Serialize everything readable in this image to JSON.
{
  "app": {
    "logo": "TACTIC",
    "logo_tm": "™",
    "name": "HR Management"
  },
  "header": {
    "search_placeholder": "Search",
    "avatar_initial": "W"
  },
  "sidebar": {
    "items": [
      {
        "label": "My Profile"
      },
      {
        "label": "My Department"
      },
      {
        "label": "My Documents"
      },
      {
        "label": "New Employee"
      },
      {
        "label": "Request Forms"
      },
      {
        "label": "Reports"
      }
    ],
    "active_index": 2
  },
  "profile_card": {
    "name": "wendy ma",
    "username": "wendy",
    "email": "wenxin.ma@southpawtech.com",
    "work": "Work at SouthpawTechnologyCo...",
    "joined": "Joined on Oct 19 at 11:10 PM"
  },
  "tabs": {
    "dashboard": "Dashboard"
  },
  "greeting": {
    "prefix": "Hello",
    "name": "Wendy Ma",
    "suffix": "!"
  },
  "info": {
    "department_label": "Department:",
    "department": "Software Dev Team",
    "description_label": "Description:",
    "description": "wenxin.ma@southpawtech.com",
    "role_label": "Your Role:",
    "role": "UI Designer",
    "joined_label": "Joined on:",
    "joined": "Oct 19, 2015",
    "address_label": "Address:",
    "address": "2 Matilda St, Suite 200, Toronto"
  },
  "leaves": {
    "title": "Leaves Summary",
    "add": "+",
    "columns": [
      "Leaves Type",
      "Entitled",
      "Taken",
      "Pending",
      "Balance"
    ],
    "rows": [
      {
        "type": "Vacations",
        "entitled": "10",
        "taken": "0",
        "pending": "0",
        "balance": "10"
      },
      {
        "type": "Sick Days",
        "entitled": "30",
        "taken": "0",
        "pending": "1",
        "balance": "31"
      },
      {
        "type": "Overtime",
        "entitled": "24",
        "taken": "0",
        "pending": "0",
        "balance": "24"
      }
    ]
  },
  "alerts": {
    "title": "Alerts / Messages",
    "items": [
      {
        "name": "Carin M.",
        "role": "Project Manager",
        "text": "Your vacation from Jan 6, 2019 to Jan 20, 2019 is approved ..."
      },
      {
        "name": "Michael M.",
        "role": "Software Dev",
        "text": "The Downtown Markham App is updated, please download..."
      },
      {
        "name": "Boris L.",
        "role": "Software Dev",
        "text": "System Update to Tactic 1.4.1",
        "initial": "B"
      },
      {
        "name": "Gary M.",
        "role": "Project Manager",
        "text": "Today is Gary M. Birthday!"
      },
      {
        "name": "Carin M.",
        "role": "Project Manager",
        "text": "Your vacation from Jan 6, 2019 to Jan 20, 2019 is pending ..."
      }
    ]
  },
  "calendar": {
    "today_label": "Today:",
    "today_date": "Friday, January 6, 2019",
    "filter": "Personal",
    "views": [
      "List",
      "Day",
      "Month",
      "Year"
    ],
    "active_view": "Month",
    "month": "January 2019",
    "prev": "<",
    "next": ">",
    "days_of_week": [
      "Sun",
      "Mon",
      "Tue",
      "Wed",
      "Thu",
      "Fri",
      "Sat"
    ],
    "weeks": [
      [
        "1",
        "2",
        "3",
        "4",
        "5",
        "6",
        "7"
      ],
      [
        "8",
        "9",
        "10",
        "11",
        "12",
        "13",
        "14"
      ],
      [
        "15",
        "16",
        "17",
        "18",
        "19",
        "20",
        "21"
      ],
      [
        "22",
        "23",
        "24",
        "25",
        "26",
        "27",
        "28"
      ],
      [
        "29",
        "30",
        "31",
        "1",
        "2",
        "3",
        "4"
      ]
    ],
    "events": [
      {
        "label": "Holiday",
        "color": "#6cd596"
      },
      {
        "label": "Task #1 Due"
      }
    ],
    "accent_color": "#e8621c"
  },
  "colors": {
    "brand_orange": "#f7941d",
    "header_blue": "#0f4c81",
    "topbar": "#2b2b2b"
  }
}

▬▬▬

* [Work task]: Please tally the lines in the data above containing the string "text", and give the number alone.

* [Your response]: 5